The New York Times checked up today on the financial situation of the Reverend Al Sharpton, New York and America's most public private citizen. The setup is about how Sharpton has gone from outsider to insider, track suits to tailored suits, "from the streets to the suites," in his words, etc. Then we learn—well, "learn" isn't exactly the right word, given how well-documented all of Sharpton's aspects have been through the years.
Gather round, cable news promotional campaign junkies, because here's the latest ad from MSNBC's esteemed "Lean Forward" series — starring Al Sharpton! How do the suits go about portraying him as a common sense problem-solving liberal? Ed Schultz, for example, sips coffee in a crappy diner or wanders around a shipyard muttering to himself about labor, while Rachel Maddow stands next to a dam and says "how 'bout that dam." Only Al Sharpton, though, gets to scream about pie.
Al Sharpton joined Jon Stewart on The Daily Show tonight. When the subject turned to Occupy Wall Street, Sharpton expressed his support for the movement, but Stewart wasn't quite as enthusiastic, taking issue with some of the protesters' attention-getting theatrics. Stewart also wondered about where Occupy Wall Street goes from here. "What they've done there is so unusual that it can't be ignored," Stewart started. But now that they've managed to capture the world's attention, we're left asking, "When are you going to change the world for us?"
Newly minted MSNBC anchor Al Sharpton took to the airwaves on Tuesday evening to say that the outcome of Wisconsin's recall elections would indicate whether Americans on the whole are ready to "push back" against the evils of government.

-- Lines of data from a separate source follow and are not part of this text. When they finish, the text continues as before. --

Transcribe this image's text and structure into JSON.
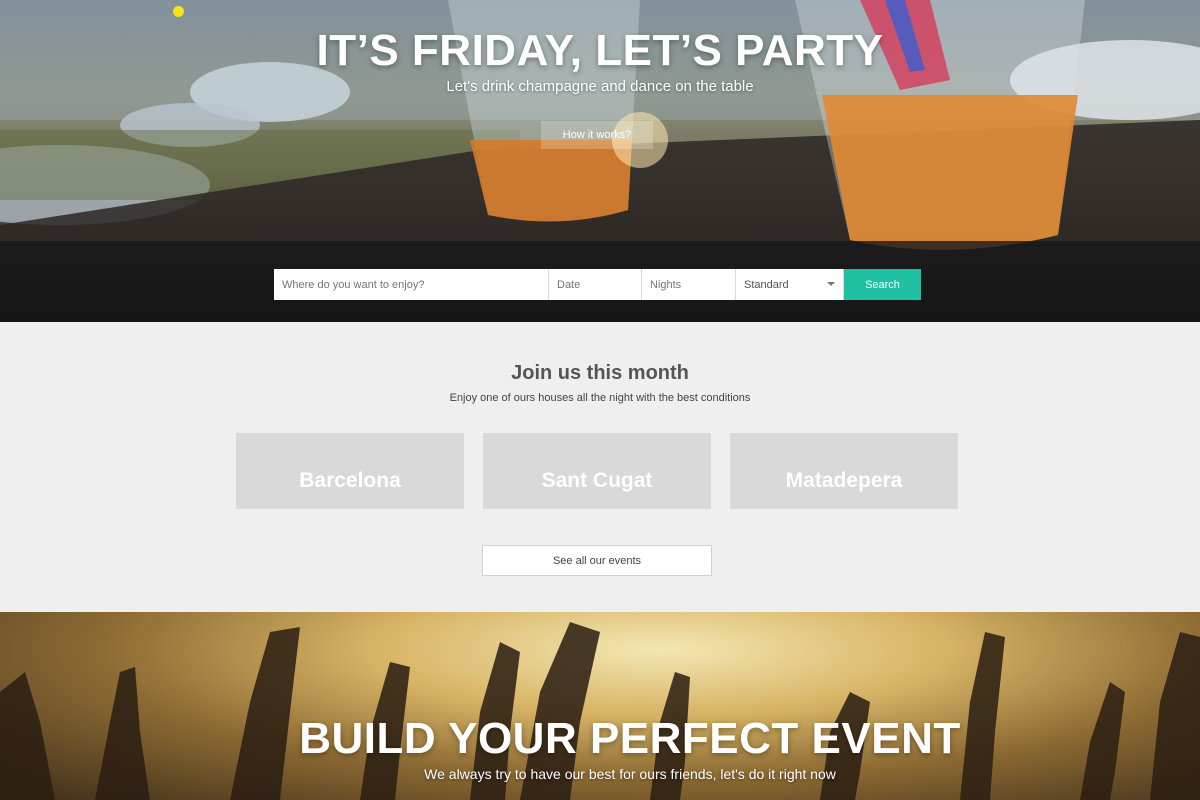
{
  "hero": {
    "title": "IT’S FRIDAY, LET’S PARTY",
    "subtitle": "Let's drink champagne and dance on the table",
    "how_button": "How it works?"
  },
  "search": {
    "where_placeholder": "Where do you want to enjoy?",
    "date_placeholder": "Date",
    "nights_placeholder": "Nights",
    "room_type_selected": "Standard",
    "search_button": "Search",
    "accent_color": "#1ec1a2"
  },
  "events": {
    "title": "Join us this month",
    "subtitle": "Enjoy one of ours houses all the night with the best conditions",
    "cities": [
      "Barcelona",
      "Sant Cugat",
      "Matadepera"
    ],
    "see_all_button": "See all our events"
  },
  "build": {
    "title": "BUILD YOUR PERFECT EVENT",
    "subtitle": "We always try to have our best for ours friends, let's do it right now"
  }
}
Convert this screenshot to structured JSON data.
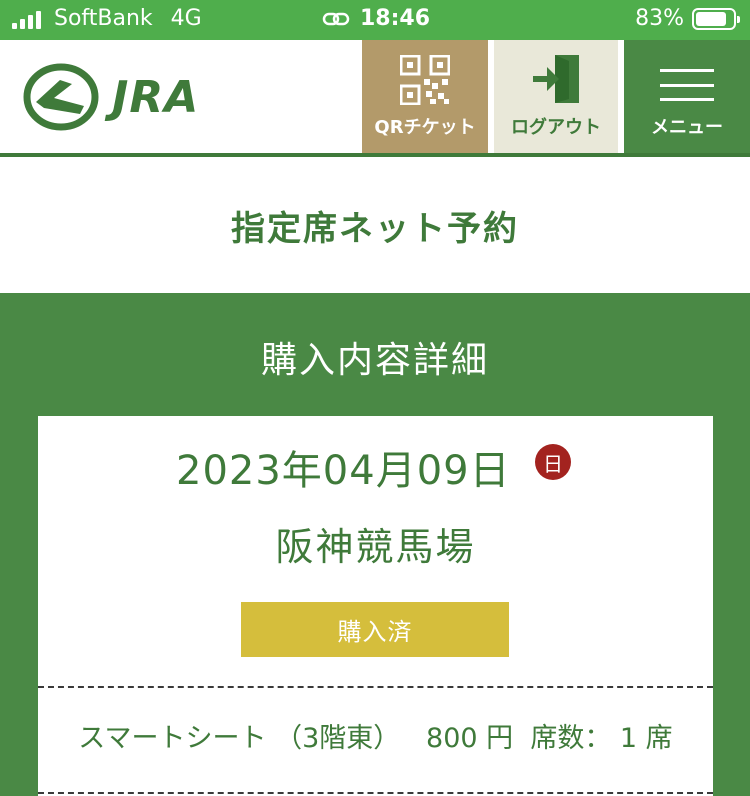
{
  "status_bar": {
    "carrier": "SoftBank",
    "network": "4G",
    "time": "18:46",
    "battery_pct": "83%",
    "battery_level": 0.83
  },
  "header": {
    "logo_text": "JRA",
    "qr_label": "QRチケット",
    "logout_label": "ログアウト",
    "menu_label": "メニュー"
  },
  "page": {
    "title": "指定席ネット予約"
  },
  "panel": {
    "title": "購入内容詳細",
    "date": "2023年04月09日",
    "day_of_week": "日",
    "venue": "阪神競馬場",
    "status": "購入済",
    "seat": {
      "type": "スマートシート",
      "floor": "（3階東）",
      "price": "800 円",
      "count_label": "席数：",
      "count": "1 席"
    }
  },
  "colors": {
    "status_bar_bg": "#4fae4c",
    "brand_green": "#3f7a3a",
    "panel_green": "#4a8945",
    "qr_button_bg": "#b39a6a",
    "logout_button_bg": "#e9e8d9",
    "status_badge_bg": "#d5be3c",
    "day_badge_bg": "#a3231f"
  }
}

And then he spouted off a bunch jumbled words that made no sense, and yet at the same time it may have been the most entertaining thing he's ever said on live television. Video of Sharpton's flub is above.
Al Sharpton will almost certainly be the host for MSNBC's recently opened-up 6 p.m. time slot, reports The New York Times, which describes the hiring as "imminent." He's actually been "guest-hosting" in that slot for the last three weeks, if you are among the apparent millions who tune in; previously, the spot was occupied by Cenk Uygur, who left claiming he'd been told by MSNBC president Phil Griffin that "people in Washington... did not like [his] tone." (Griffin says he told Uygur to adjust his body language.) Our choice for the 6 p.m. slot would have been a constant replay of Mark Halperin saying the word "dick," but we're not in charge. [NYT, photo via AP]